colleagues to that school, and obtain acknowledgments of the unjust neglect it had been treated with; of this the following extracts from the minutes are authentic proofs, viz. (Minute Book, Vol. I., February 8th, 1763 ;) “ The state of the English school was taken into consideration, and it was observed, that Mr. Kinnersley's time was entirely taken up in teaching little bays the elements of the English language (this is what it dwindled into, a school similar to those kept by old women, who teach children their letters); and that speaking and rehearsing in public were totally disused, to the great prejudice, of the other scholars and students, and contrary to the original design of the trustees in the forming of that school; and, as this was a matter of great importance, it was particularly recommended to be fully considered by the trustees at their next meeting.” At their next meeting it was not considered ; but this minute contains full proof of the fact, that the English education had been neglected, and it contains an acknowledgment that the conduct of the English school was contrary to the original design of the trustees in forming it.

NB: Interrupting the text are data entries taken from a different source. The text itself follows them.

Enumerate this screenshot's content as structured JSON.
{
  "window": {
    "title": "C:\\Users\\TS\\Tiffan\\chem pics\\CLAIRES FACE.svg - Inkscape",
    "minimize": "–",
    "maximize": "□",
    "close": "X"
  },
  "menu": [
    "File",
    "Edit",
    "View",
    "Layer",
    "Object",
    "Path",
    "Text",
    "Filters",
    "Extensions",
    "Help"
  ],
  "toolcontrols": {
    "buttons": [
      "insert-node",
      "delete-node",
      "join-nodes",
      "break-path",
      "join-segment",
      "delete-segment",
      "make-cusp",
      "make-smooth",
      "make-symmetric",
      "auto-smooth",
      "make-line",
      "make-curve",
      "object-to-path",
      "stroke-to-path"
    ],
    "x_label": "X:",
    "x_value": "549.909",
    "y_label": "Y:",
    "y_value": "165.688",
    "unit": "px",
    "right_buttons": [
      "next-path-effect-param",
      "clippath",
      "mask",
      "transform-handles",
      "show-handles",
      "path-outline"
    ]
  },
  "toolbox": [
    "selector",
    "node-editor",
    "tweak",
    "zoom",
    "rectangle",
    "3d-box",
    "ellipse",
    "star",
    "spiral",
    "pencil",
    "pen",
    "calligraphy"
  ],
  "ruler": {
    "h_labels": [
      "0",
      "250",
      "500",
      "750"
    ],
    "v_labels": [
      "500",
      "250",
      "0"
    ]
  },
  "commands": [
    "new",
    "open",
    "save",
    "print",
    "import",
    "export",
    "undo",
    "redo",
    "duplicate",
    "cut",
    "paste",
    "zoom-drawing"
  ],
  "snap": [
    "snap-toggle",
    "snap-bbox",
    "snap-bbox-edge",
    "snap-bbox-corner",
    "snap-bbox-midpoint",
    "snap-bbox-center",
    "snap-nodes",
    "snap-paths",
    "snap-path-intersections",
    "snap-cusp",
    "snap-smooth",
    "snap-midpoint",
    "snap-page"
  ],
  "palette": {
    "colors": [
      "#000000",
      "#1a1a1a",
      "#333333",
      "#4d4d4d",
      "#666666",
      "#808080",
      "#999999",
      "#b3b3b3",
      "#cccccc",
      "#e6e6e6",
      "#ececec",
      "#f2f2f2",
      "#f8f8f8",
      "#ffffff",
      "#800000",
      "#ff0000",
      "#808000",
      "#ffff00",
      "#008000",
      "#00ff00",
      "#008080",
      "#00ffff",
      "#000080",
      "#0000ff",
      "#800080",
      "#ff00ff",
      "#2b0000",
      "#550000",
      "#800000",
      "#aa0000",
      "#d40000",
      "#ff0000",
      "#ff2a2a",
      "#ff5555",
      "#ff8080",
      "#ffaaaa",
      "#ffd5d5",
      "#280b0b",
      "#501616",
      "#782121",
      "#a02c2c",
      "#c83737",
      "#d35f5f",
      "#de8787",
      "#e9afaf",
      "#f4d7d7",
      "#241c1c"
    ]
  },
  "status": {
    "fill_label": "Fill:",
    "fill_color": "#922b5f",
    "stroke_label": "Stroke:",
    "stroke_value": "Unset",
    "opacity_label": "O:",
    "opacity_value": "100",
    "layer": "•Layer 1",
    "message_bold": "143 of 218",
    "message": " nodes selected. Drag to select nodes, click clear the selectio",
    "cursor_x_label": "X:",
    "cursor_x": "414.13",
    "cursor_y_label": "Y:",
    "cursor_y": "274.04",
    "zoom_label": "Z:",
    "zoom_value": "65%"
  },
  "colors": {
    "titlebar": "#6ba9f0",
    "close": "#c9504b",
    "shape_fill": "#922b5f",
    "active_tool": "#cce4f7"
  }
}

In the same book of minutes we find the following, of April 12th, 1763. “The state of the English school was again taken into consideration; and it was the opinion of the trustees that the ORIGINAL DESIGN should be prosecuted, of teaching the scholars (of that and the other schools) the elegance of the English language, and giving them a proper pronunciation ; and that the old method of hearing them read and repeat in public should be again used. And a committee was appointed to confer with Mr. Kinnersley how this might best be done, as well as what assistance would be necessary to give Mr. Kinnersley to enable him to VOL. II.